Posted at Tuesday, 5 February 2013 Last updated on Tuesday, 20 September 2016
This case involved a manufacturer of vehicle parts which had occupied a large, 20m high, single-storey, steel-framed industrial property for a number of years. During a normal operational day a small oil fire occurred during which a considerable quantity of smoke was released into the building. The Insurers of the building subsequently received a claim for damages arising directly from the fire and also indirectly from the contamination of both the equipment at ground level and the extensive steelwork that supported the roof.
Posted at Wednesday, 21 March 2012 Last updated on Tuesday, 20 September 2016
During April 2010 a product recall was initiated by the electrical equipment manufacturer, Electrium, relating to the risk of fire associated with certain miniature circuit breakers (MCBs) including Crabtree, Volex and Wylex brands supplied between April 2009 and February 2010, see www.mcbexchange.co.uk/electrium.
Posted at Tuesday, 14 February 2012 Last updated on Tuesday, 20 September 2016
On 31 January 2004, a fire at the Rosepark Care Home in Lanarkshire led to the deaths of 14 elderly residents. This was a relatively modern facility with 24 hour staffing and only two minutes from a fire station. In 2010 a Fatal Accident Inquiry (FAI) heard from all the key players and reported in 2011. It sought to identify improvements in fire safety that might prevent such a tragedy in the future.

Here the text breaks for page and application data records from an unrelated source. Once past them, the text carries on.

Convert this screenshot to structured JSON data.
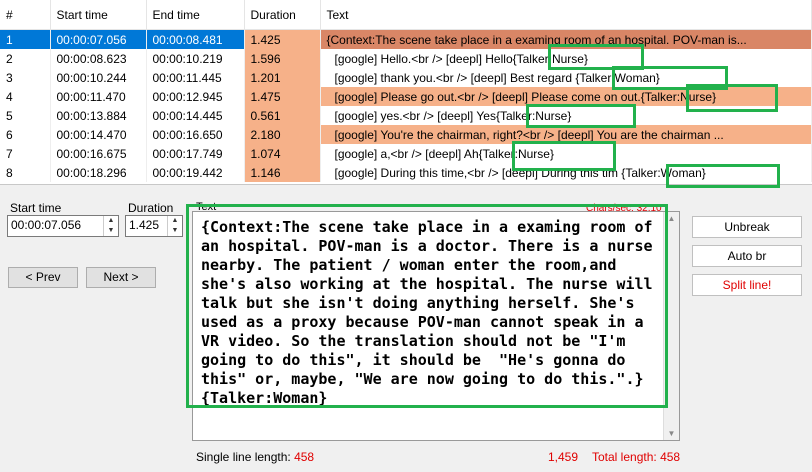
{
  "grid": {
    "headers": [
      "#",
      "Start time",
      "End time",
      "Duration",
      "Text"
    ],
    "rows": [
      {
        "num": "1",
        "start": "00:00:07.056",
        "end": "00:00:08.481",
        "dur": "1.425",
        "text": "{Context:The scene take place in a examing room of an hospital. POV-man is..."
      },
      {
        "num": "2",
        "start": "00:00:08.623",
        "end": "00:00:10.219",
        "dur": "1.596",
        "text": "[google] Hello.<br />   [deepl] Hello{Talker:Nurse}"
      },
      {
        "num": "3",
        "start": "00:00:10.244",
        "end": "00:00:11.445",
        "dur": "1.201",
        "text": "[google] thank you.<br />   [deepl] Best regard  {Talker:Woman}"
      },
      {
        "num": "4",
        "start": "00:00:11.470",
        "end": "00:00:12.945",
        "dur": "1.475",
        "text": "[google] Please go out.<br />   [deepl] Please come on out.{Talker:Nurse}"
      },
      {
        "num": "5",
        "start": "00:00:13.884",
        "end": "00:00:14.445",
        "dur": "0.561",
        "text": "[google] yes.<br />   [deepl] Yes{Talker:Nurse}"
      },
      {
        "num": "6",
        "start": "00:00:14.470",
        "end": "00:00:16.650",
        "dur": "2.180",
        "text": "[google] You're the chairman, right?<br />   [deepl] You are the chairman ..."
      },
      {
        "num": "7",
        "start": "00:00:16.675",
        "end": "00:00:17.749",
        "dur": "1.074",
        "text": "[google] a,<br />   [deepl] Ah{Talker:Nurse}"
      },
      {
        "num": "8",
        "start": "00:00:18.296",
        "end": "00:00:19.442",
        "dur": "1.146",
        "text": "[google] During this time,<br />   [deepl] During this tim {Talker:Woman}"
      }
    ]
  },
  "editor": {
    "start_label": "Start time",
    "start_value": "00:00:07.056",
    "duration_label": "Duration",
    "duration_value": "1.425",
    "text_label": "Text",
    "chars_sec": "Chars/sec: 32.10",
    "prev_label": "< Prev",
    "next_label": "Next >",
    "unbreak_label": "Unbreak",
    "autobr_label": "Auto br",
    "split_label": "Split line!",
    "text": "{Context:The scene take place in a examing room of an hospital. POV-man is a doctor. There is a nurse nearby. The patient / woman enter the room,and she's also working at the hospital. The nurse will talk but she isn't doing anything herself. She's used as a proxy because POV-man cannot speak in a VR video. So the translation should not be \"I'm going to do this\", it should be  \"He's gonna do this\" or, maybe, \"We are now going to do this.\".}{Talker:Woman}",
    "single_line_label": "Single line length:",
    "single_line_value": "458",
    "pos_value": "1,459",
    "total_label": "Total length:",
    "total_value": "458"
  },
  "colors": {
    "highlight": "#f6b189",
    "selected": "#0078d7",
    "annotation": "#22b14c"
  }
}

Posted at Wednesday, 15 September 2010 Last updated on Tuesday, 20 September 2016
Back in the 19th century, Sherlock Holmes’ ability to notice and analyse the smallest clues arguably made him the first well known forensic investigator. He was in fact based on Dr Joseph Bell, a forensic scientist from Edinburgh under whom Conan Doyle (the author of the books) studied. That legacy of scientific rigour and meticulousness continues today as demonstrated by the Burgoynes’ investigators.

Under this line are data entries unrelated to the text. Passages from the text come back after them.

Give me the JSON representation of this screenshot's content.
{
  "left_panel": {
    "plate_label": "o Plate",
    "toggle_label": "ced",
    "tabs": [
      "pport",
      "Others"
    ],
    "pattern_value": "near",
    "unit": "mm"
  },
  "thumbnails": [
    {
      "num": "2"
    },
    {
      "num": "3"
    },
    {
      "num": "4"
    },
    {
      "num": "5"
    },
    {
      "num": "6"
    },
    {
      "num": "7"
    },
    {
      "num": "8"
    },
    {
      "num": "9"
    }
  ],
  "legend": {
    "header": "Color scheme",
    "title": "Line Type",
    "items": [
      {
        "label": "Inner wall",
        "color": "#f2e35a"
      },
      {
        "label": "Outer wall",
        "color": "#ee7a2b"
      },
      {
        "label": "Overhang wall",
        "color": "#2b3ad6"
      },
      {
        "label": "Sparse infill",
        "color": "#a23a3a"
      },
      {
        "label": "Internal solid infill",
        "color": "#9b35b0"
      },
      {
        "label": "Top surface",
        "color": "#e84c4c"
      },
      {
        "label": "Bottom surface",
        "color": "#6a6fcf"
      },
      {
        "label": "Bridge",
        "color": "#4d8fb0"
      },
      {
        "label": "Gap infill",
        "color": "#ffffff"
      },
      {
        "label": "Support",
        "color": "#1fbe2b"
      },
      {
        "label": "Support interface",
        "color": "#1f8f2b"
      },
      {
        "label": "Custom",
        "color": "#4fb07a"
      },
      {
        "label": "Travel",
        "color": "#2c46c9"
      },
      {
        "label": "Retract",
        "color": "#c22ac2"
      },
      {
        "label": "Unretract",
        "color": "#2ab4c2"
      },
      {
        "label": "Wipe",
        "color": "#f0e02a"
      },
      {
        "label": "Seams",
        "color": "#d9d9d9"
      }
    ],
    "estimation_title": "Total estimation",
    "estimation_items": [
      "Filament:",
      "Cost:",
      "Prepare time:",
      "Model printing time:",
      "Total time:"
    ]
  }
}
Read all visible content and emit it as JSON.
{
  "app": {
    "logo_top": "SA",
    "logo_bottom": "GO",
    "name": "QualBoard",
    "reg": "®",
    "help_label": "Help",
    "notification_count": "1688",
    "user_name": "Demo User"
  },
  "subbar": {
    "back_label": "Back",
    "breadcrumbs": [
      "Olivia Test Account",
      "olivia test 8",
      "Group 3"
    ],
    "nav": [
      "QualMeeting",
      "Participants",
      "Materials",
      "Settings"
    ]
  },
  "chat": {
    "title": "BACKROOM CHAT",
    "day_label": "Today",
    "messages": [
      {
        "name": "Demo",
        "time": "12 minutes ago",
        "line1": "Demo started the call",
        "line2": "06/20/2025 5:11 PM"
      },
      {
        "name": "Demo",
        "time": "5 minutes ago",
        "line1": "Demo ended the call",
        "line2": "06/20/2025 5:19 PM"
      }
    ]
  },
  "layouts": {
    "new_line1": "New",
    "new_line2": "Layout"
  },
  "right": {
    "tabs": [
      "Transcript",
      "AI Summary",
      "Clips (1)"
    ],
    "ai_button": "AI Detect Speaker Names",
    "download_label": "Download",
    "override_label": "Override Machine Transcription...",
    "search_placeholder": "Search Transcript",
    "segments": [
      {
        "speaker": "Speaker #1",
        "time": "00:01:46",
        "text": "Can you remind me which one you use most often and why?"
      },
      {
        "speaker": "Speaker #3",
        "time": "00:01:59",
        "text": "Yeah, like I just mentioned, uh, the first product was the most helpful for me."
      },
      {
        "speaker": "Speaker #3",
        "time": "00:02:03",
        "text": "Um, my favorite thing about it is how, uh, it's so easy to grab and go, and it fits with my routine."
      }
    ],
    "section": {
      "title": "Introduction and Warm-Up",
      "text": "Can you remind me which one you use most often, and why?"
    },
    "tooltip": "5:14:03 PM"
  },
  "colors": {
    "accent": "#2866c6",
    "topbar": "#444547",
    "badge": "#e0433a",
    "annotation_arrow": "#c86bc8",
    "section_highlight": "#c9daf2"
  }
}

One perfect example of this attention to detail can be seen in a case that involved extensive litigation, but finally hinged around a clothing label spotted by one of Burgoynes’ partners, John Fuller.
Posted at Tuesday, 13 July 2010 Last updated on Tuesday, 20 September 2016
From time to time investigators from Burgoynes have been called upon to investigate the causes of fires that have occurred within sauna cubicles. Such fires, occurring as they do in sauna compartments that are timber-lined, are prone to develop rapidly and often cause substantial damage. Where such cubicles are located in leisure complexes or hotels the fires can lead to substantial economic loss.
Posted at Thursday, 15 October 2009 Last updated on Friday, 9 September 2016
Senior Partner Chris Foster has been featured in "Burning Desire", published in the Telegraph Magazine on 17 October 2009 and on line, which describes the work of fire investigators and focuses in particular on the "hidden plague" of arson. The author, Eric Clark, describes the work of investigators from London Fire Brigade and features Burgoynes, major insurers, loss adjusters and lawyers. Chris points out that "you can't do armchair investigations" and goes on to describe the general principles of investigation, including recording without disturbance followed by an in-depth search of the scene.
Posted at Wednesday, 20 July 2005 Last updated on Friday, 9 September 2016
Operators of bulk fleets will be aware of Direct Reduced Iron (DRI) and of the appropriate precautions that must be taken to ensure its safe carriage by sea. However, we are aware of a number of shippers who are offering a material for bulk shipment that is clearly a DRI product, but is claimed to be safe for bulk carriage by sea without the usual precautions. However, we are also aware of two explosions, and a potential explosion, in the past year that have occurred on vessels that were carrying this cargo.